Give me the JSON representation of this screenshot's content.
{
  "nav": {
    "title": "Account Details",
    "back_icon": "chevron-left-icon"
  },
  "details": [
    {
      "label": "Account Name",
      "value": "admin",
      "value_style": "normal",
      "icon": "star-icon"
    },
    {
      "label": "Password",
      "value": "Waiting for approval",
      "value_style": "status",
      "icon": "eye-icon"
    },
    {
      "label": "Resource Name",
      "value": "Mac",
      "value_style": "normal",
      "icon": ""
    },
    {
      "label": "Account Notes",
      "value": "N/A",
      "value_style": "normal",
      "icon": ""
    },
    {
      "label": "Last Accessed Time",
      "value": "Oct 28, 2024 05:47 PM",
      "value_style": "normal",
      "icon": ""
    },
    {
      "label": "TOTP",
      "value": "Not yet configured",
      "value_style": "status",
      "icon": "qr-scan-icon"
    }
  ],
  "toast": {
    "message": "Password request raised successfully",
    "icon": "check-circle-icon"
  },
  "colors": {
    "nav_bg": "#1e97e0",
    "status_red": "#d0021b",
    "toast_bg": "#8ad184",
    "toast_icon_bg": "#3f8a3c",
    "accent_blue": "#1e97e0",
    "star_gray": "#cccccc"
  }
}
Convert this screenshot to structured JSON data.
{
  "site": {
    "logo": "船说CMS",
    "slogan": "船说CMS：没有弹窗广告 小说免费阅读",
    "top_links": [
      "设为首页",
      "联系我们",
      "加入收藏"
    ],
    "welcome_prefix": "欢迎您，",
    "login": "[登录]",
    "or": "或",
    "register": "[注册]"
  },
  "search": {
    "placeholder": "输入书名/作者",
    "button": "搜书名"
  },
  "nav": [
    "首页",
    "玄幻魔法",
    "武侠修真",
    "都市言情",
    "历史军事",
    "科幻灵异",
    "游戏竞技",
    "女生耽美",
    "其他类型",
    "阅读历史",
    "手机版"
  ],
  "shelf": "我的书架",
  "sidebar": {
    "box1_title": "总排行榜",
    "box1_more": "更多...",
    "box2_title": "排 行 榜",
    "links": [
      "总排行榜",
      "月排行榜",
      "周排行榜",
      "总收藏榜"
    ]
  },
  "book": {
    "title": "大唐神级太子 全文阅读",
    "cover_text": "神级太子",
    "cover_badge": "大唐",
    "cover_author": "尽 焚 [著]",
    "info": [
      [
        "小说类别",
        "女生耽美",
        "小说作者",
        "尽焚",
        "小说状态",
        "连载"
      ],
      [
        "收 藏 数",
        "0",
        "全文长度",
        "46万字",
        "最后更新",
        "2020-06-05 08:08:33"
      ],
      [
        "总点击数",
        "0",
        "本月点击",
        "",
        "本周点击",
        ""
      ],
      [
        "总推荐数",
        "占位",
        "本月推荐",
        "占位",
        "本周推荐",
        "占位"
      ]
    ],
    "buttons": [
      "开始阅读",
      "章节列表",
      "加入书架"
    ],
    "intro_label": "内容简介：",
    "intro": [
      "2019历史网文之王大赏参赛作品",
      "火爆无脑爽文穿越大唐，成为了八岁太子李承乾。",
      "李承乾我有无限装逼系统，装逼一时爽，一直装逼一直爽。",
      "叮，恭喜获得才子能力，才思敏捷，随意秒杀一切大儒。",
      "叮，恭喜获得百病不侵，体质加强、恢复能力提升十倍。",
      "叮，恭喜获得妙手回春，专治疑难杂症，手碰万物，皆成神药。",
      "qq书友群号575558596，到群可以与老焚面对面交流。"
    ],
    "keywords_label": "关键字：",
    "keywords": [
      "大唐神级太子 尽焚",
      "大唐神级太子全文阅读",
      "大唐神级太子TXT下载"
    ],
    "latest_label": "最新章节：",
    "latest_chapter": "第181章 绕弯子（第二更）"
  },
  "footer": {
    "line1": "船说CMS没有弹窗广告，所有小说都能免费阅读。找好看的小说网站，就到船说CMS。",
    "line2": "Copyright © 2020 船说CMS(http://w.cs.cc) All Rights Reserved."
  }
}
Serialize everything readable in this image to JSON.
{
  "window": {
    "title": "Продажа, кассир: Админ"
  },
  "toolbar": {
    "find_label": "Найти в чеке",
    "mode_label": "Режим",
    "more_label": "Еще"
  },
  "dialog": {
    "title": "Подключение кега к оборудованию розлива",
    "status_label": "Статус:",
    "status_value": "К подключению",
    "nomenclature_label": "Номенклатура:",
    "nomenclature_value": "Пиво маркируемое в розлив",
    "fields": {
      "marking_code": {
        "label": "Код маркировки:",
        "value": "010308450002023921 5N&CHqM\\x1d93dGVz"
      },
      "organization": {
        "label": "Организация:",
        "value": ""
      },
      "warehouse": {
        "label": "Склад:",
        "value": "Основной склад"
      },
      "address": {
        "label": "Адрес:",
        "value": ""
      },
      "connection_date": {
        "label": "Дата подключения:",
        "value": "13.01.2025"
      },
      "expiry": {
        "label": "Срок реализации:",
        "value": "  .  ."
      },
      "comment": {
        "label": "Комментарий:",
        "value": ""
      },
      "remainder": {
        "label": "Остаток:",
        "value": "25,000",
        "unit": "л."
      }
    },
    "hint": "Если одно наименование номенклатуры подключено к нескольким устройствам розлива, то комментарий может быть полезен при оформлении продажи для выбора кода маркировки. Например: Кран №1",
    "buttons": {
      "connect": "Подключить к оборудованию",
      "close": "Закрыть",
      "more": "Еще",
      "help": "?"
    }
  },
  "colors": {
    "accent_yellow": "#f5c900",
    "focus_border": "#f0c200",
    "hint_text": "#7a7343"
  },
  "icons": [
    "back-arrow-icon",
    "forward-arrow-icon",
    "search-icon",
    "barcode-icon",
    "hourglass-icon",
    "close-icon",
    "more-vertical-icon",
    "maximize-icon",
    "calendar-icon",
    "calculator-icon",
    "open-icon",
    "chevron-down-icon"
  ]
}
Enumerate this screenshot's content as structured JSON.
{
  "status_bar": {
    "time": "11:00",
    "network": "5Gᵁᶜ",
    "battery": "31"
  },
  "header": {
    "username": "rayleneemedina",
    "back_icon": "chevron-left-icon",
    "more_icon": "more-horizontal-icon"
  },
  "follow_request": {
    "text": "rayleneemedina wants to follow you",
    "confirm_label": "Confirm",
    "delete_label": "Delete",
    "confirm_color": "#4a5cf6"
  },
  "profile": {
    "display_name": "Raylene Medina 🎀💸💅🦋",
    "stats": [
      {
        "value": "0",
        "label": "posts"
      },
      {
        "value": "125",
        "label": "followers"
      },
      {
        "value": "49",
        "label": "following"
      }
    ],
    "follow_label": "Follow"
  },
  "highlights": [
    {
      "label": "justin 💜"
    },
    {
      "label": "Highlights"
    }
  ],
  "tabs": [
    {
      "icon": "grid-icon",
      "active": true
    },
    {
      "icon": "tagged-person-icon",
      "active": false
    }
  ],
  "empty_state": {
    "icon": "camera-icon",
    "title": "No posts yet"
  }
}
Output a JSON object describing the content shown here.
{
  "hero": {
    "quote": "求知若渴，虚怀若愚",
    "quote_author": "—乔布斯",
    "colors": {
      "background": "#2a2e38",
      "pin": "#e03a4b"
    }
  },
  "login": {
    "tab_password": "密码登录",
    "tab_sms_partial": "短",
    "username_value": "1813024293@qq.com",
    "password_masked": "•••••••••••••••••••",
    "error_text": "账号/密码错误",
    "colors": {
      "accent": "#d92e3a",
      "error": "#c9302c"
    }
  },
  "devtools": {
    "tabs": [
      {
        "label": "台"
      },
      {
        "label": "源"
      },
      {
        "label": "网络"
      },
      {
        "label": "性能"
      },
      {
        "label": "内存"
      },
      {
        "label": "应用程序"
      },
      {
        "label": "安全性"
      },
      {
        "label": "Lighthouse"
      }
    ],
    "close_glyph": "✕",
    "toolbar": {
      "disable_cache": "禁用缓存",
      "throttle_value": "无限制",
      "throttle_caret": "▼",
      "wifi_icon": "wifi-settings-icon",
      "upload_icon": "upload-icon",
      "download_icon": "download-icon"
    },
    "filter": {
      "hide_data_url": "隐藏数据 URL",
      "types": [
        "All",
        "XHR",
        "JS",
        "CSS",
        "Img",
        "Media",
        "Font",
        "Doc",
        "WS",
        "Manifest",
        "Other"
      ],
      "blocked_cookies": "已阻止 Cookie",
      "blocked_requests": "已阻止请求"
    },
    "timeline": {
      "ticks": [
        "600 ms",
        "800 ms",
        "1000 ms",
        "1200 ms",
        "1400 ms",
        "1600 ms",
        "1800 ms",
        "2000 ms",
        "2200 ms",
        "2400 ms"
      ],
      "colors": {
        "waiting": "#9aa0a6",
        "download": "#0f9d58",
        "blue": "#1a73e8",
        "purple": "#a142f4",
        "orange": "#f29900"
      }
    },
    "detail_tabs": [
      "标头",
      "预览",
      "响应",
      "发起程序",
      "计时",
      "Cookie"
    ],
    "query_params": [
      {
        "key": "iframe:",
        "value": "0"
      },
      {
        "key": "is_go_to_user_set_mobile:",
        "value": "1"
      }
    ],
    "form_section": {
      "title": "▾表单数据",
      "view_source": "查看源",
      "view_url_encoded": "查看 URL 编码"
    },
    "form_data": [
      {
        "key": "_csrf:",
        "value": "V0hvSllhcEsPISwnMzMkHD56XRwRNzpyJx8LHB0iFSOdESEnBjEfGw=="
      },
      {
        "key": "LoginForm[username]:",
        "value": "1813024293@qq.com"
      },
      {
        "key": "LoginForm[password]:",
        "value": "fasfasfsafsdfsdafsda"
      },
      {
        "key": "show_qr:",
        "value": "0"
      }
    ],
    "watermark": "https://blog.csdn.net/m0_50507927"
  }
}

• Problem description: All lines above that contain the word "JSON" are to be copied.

• Your solution:
Give me the JSON representation of this screenshot's content.
Convert this screenshot to structured JSON data.
Serialize everything readable in this image to JSON.
Enumerate this screenshot's content as structured JSON.
Output a JSON object describing the content shown here.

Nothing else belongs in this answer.